The first thing to say is that a child who is severely unwell due to fluid loss ( ie in shock) should be aggressively resuscitated as per any other form of shock with 20ml/kg boluses of warmed normal saline until organ perfusion is restored.
The next thing to say is that in most cases, rehydration by the oral or naso-gastric route (using a rehydration solution such as Gastrolyte)Â is far more preferable for mild to moderate cases of dehydration than IV fluid replacement.
OK, so that aside. Lets say you are looking after a young girl who has an IV drip in progress. The girl weighs 10 kg and you want to get some idea if the drip is running at the correct rate.
In order to calculate an accurate fluid replacement it is important to plug in an accurate weight. Ideally, you want to obtain a bare weight.
If this is not possible you can make a rough calculation with the following formula: Wt = [ age in years + 4] x 2
maintenance fluid rate:
There are many normograms and calculations to determine a child’s maintenance fluid requirements.Â Most are based on an estimation of the child’s weight, body surface area or amount of expended calories to arrive at an amount to be delivered over 24 hours.
The simple method we are going to look at is known as the 4:2:1 method. This method will give you a quick way of calculating the required mls per hour
- 4 ml/kg/hr for the first 10 kg,
- adding 2 ml/kg/hr for the second 10 kg
- and 1 ml/kg/hr for each kg over 20 kg.
For an 8kg child we calculate 4mls per kg for the first 8kg.
This gives us a total of 32 mls/hr.
For a 15 kg child we calculate 4mls per kg for the first 10kg, and then add 2mls per kg for the next 5 kg.
This gives us a total of 50 mls/hr.
For a 28kg child we calculate 4mls per kg for the first 10kg, and then add 2mls per kg for the next 10kg, and finally add 1ml per kg for the remaining weight.
This gives us a total of 68 mls/hr.
Replacement of deficit:
Remember we have only calculated replacing the child’s usual fluid requirements,Â we also need to consider any acute deficit in hydration caused by such problems as
- Gastroenteritis (a common cause in children)
- Inadequate fluid intake
- Diabetes mellitus
The most accurate way to do this is to compare their current weight with their pre-morbid weight, that is, their weight before they became ill.
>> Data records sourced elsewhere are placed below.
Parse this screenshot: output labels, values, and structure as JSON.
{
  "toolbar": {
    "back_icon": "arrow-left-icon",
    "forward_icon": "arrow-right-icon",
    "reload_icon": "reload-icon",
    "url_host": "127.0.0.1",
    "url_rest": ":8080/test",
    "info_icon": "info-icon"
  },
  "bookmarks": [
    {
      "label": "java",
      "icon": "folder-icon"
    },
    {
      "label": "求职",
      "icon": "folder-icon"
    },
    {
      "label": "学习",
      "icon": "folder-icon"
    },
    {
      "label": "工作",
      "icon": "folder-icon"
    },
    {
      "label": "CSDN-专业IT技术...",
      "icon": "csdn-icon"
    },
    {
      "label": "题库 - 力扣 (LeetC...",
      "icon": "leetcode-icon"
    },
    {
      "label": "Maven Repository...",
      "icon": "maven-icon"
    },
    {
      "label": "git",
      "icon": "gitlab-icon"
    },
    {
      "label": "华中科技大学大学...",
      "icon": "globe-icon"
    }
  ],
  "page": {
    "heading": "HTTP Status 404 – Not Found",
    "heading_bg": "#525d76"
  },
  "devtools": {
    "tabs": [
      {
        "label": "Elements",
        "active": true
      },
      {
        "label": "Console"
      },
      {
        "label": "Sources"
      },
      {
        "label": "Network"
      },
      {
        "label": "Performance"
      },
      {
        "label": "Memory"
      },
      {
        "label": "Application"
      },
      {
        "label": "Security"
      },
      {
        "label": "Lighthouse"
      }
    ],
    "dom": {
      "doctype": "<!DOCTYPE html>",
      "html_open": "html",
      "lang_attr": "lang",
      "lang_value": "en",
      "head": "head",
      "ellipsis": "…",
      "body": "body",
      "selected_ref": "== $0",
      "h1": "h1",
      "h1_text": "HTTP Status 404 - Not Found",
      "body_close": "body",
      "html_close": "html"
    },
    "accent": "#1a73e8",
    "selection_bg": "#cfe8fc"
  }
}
This is usually not practical and so the less accurate method of clinically assessing their deficit must be used:
*Skin condition is less useful in diagnosis of dehydration in children >2 years of age.
Now, to calculate the estimated deficit in mls:Â multiply the weight(kg) by the deficit%,Â and multiply the answer by 10.
For an 8-kg child with 10% dehydration:
8 kg x 10% x 10 = 800 mls.
This deficit is usually given over 6 to 8 hrs and added to the maintenance rate.
So what of our 10 kg girl?
Well she was estimated to be around 10% dehydrated and had her drip started around 3 hrs ago. You check and find itÂ is running at 140 mls per hour. What do you think about that?
To gauge the effectiveness of any fluid therapy you need to keep a close eye on the child’s vital signs, capillary refill, skin turgor and urine output (we want at least 1ml/kg of urine per hr in children and 2ml/kg/hrÂ in infants). You might like to check out some info on paediatric circulatory assessment.
[Photo credit: jenn jenn]